**Task objective**
Provide only the number of lines in the data below that contain the word "items".

**Extracted information**
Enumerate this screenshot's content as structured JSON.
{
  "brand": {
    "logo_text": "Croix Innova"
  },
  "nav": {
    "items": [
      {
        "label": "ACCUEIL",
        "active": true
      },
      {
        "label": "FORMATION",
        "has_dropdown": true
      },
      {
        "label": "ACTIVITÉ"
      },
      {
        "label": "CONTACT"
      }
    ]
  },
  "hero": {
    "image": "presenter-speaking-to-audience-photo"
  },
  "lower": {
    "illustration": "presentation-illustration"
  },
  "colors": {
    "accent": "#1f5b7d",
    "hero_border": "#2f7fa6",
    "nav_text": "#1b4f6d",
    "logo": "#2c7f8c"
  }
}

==

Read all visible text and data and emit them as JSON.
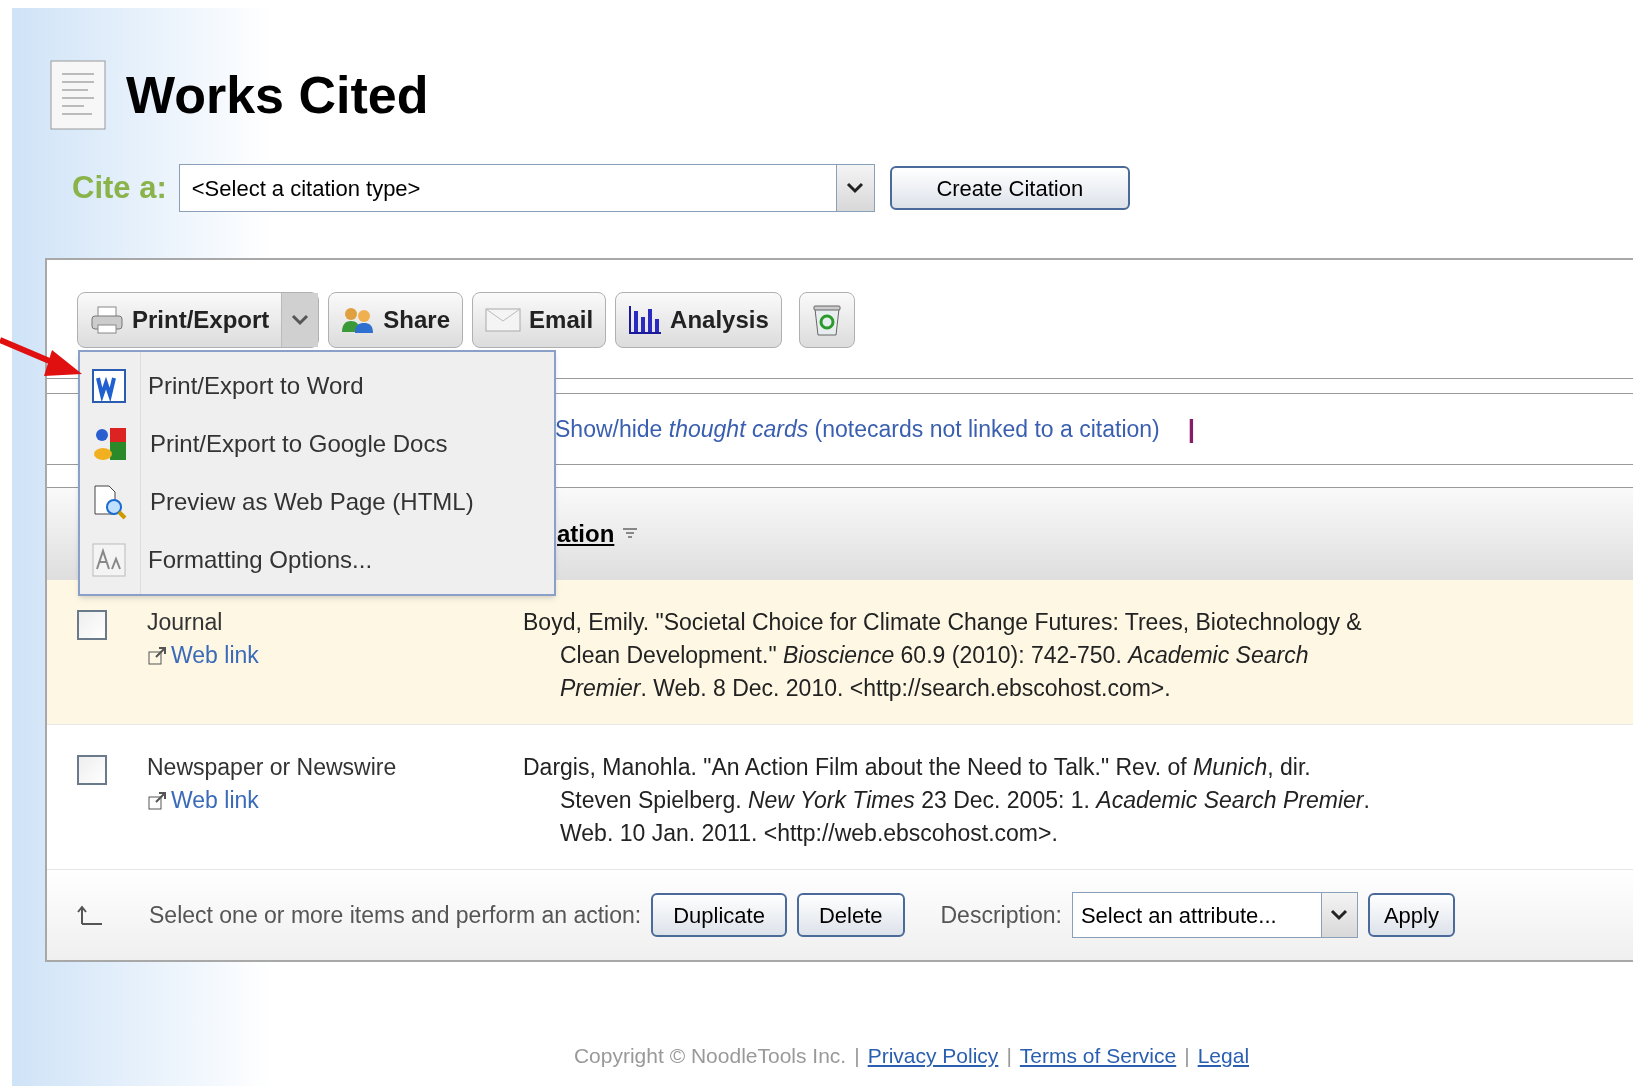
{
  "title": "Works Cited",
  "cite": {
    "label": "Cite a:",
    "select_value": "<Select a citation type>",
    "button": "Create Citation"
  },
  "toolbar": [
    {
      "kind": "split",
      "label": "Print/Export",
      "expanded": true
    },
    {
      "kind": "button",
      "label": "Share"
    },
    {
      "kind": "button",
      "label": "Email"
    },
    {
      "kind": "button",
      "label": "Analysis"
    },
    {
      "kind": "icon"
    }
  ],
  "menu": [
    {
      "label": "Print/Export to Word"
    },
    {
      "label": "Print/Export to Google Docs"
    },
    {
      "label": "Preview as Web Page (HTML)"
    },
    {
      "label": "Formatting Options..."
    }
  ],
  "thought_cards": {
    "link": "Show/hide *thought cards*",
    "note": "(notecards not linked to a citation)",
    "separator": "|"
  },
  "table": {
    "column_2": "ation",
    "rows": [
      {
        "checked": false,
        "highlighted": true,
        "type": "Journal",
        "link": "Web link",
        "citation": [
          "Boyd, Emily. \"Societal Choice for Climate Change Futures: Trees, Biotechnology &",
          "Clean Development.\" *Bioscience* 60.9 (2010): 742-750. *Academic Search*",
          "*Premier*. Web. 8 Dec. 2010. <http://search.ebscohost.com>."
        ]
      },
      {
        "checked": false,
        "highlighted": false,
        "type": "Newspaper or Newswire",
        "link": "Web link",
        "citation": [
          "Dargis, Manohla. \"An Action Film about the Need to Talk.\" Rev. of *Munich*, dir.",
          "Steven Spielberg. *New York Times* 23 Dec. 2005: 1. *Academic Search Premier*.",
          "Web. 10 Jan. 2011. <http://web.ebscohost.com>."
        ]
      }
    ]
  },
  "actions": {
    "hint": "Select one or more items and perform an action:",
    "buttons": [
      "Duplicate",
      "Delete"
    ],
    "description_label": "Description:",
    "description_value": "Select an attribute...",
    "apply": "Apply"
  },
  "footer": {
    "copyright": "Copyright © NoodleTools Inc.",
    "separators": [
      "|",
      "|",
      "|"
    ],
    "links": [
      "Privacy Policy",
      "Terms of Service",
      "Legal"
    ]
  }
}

**Task result**
2